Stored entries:
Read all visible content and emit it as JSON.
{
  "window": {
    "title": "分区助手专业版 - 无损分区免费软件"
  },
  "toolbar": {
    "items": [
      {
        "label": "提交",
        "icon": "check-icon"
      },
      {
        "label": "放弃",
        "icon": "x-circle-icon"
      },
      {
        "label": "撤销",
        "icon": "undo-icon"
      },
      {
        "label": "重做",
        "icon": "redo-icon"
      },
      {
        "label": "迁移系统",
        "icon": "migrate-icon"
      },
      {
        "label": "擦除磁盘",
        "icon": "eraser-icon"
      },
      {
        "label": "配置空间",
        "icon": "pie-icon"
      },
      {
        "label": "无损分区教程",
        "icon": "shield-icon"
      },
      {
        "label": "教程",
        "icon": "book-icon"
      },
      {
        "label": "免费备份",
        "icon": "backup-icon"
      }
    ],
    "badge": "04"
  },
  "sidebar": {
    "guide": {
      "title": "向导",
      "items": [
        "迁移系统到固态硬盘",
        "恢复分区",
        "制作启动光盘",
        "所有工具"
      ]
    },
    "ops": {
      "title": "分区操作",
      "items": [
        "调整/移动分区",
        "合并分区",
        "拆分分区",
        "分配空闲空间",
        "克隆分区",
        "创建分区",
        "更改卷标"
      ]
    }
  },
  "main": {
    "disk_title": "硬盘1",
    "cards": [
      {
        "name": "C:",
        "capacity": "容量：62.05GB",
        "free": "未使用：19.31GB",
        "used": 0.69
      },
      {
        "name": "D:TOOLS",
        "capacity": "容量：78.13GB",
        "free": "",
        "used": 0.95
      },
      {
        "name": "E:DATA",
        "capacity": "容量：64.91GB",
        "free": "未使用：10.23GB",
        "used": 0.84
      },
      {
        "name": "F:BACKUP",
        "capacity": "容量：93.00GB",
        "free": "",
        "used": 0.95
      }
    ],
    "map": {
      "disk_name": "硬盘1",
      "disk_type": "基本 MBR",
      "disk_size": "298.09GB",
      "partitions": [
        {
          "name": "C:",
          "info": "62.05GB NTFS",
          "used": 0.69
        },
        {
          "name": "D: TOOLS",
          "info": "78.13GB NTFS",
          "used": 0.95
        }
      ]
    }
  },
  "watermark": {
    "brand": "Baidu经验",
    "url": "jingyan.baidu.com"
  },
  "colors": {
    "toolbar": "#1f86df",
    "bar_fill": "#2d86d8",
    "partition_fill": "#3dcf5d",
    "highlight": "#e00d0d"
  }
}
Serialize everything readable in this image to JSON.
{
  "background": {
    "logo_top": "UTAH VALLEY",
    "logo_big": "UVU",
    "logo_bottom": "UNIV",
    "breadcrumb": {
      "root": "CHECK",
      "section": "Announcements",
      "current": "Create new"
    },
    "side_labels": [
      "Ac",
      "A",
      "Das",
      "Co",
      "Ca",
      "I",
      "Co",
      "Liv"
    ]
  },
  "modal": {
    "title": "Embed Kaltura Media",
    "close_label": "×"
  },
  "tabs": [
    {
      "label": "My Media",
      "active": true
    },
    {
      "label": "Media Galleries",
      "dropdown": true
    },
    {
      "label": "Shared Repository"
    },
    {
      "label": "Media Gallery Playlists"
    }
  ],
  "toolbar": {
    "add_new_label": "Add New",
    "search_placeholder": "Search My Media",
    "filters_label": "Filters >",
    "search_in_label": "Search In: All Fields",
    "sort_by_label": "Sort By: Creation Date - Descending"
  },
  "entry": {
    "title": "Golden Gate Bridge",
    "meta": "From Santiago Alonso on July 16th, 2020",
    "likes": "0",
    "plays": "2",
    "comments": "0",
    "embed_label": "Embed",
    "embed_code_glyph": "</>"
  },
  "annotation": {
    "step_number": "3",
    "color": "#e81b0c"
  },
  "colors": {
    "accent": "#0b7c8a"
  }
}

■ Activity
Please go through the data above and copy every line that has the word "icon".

■ Output
        "icon": "check-icon"
        "icon": "x-circle-icon"
        "icon": "undo-icon"
        "icon": "redo-icon"
        "icon": "migrate-icon"
        "icon": "eraser-icon"
        "icon": "pie-icon"
        "icon": "shield-icon"
        "icon": "book-icon"
        "icon": "backup-icon"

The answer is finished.